your eye, drowning adjectives in verbs (12).
Using academic, scientific, and culturally common diction (a mix of Spanish and English), the poet blurs the boundaries between each and simultaneously exists in each sphere. He acknowledges that the human body is not a border, but a wholly identifiable Being. This extracting and accumulating works to separate the speaker's own distinct, although still exploratory, sense of self.
In "Articulations of Quetzalcoatl's Spine," and "The Sternum of Our Lady of Guadalupe," Martinez uses anatomical charts of various parts the human skeleton as epigraphs. Here again, the poet unwaveringly creates an amalgamation of two distinct entities, scientific and the spiritual, the corporeal and the cerebral, the traditional with the contemporary, moving one sect into the other, and thusly unlocking the doors of convention:
The Two Lateral Occipto-atlantal Ligaments (fig.153) are strong fibrous
bands, offering maize and amaranth to the body whose praise is the human
face. These ligaments are directed obliquely upward and inward, attached to
the souls of infants transformed into hummingbirds; below, to the base of
black hair attached to their mother, the first woman.
Much like one who deconstructs bombs, Martinez moves acutely and deliberately, disentangling centuries of hot-blooded savagery and oppression in many forms: caste systems, gender binaries, racial discrimination/expectation both within the Chicano/American paradigm as well as within American letters. He approaches this history as would an anthropologist, an archeologist, a researcher documenting the various bones and artifacts found during a dig deep in the ancient city of Tenochtitlan, then gloriously and generously uses the poetic to explore and analyze his findings into a revolutionary form of documentation.
Reminiscent of Chicano/a poets like Alberto Rios, Diana Garcia, and Gloria Anzaldua, Martinez defines for himself what it is to be a Chicano poet by redefining the self and the self's relation to documentation. This includes an exploration of language: what we inherit, what is given and what is expected, stripping away of generations to the origin of that which is inherited, and embracing the many and complex bloods that flow within the veins of the Chicano people. This is nothing short of forensic investigation: cold case reexamined for the sake of the identifiable self.

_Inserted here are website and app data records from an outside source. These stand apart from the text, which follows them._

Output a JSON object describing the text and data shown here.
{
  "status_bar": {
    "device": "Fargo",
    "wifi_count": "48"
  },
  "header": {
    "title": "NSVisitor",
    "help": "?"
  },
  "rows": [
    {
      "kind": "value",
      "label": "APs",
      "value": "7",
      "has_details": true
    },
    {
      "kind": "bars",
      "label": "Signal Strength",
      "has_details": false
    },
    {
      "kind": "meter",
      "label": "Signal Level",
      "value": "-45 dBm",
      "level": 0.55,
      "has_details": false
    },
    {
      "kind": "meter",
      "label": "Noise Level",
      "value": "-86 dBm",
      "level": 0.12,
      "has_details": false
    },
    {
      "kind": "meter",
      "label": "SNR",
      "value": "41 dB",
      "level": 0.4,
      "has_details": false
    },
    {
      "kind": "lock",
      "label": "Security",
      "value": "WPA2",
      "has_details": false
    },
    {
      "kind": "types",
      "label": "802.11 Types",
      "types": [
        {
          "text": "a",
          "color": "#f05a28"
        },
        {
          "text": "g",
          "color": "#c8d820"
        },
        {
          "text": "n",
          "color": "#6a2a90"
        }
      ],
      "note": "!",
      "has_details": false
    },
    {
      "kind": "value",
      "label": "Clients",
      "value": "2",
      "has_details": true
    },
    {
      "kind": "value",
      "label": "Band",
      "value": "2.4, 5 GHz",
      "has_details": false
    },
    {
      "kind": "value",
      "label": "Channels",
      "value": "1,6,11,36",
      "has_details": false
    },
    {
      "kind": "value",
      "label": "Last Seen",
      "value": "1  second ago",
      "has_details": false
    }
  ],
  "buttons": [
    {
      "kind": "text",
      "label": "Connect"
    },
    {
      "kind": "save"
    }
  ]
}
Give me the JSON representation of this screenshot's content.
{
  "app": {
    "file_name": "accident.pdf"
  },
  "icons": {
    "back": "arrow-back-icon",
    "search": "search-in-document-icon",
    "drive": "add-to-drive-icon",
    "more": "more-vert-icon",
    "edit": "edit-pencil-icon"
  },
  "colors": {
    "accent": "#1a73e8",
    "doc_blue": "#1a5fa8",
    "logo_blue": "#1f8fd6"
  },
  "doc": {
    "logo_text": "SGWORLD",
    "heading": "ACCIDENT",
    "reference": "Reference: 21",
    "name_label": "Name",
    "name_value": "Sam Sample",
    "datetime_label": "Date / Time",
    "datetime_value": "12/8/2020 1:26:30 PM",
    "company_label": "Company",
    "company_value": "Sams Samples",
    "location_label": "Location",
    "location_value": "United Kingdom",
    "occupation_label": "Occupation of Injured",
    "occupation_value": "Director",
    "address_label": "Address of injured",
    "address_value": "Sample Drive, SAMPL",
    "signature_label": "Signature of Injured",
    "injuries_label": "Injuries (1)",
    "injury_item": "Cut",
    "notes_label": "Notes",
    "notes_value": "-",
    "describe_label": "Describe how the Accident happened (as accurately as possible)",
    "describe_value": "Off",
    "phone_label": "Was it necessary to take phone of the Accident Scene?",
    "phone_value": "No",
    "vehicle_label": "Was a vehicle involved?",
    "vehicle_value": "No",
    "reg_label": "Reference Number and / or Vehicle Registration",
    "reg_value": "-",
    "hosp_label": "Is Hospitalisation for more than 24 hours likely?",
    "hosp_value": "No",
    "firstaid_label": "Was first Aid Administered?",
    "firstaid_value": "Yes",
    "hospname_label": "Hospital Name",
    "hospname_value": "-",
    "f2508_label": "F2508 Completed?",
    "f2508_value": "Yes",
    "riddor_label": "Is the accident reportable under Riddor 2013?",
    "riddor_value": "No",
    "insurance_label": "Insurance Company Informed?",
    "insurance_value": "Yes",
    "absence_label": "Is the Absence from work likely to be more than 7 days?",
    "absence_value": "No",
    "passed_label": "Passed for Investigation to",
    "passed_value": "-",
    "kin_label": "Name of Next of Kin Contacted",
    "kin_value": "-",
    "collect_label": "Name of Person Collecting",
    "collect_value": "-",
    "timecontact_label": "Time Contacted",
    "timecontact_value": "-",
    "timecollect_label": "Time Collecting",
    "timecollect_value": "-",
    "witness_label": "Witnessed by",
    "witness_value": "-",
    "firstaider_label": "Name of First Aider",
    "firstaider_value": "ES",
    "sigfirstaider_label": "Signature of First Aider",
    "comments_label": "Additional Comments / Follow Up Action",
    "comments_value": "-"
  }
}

Margin is the whiteness in our silence. I said, Difference is
already spread between the body and the gaze. You said, We
lament the name we give; we give word to find respite from the
shallows between. Your irises close, black flowers folding toward
the silence of their beginning. I place a cup of coffee before you. I
said, The noun never sutures to the named body (1, 14).
Cutting through convention and thus establishing himself a force of language, Martinez takes the kind of risks with his poetry that leave the serious reader voraciously seeking more and humbly awed by innovation, origin, self-awareness. This, of course, can be off-putting to the casual reader of poetry, as Martinez demands that his reader be fully present, ready and willing to investigate each line, each word to establish the necessary bridges between the formulation of history and the formulation of the self.
Laurie Ann Guerrero's poems and critical work have appeared or are forthcoming in Borderlands: The Texas Poetry Review, Acentos Review, Palo Alto Review, Global City Review, Meridians: feminism, race, transnationalism, Feminist Studies and others. Born and raised San Antonio, Guerrero holds a B.A. in English from Smith College and an MFA from Drew University. Guerrero's first book, Babies Under the Skin, won the Panhandler Publishing Chapbook Award. A 2011 CantoMundo fellow and member of the Macondo Writers' Workshop, Guerrero teaches writing at Palo Alto College in San Antonio.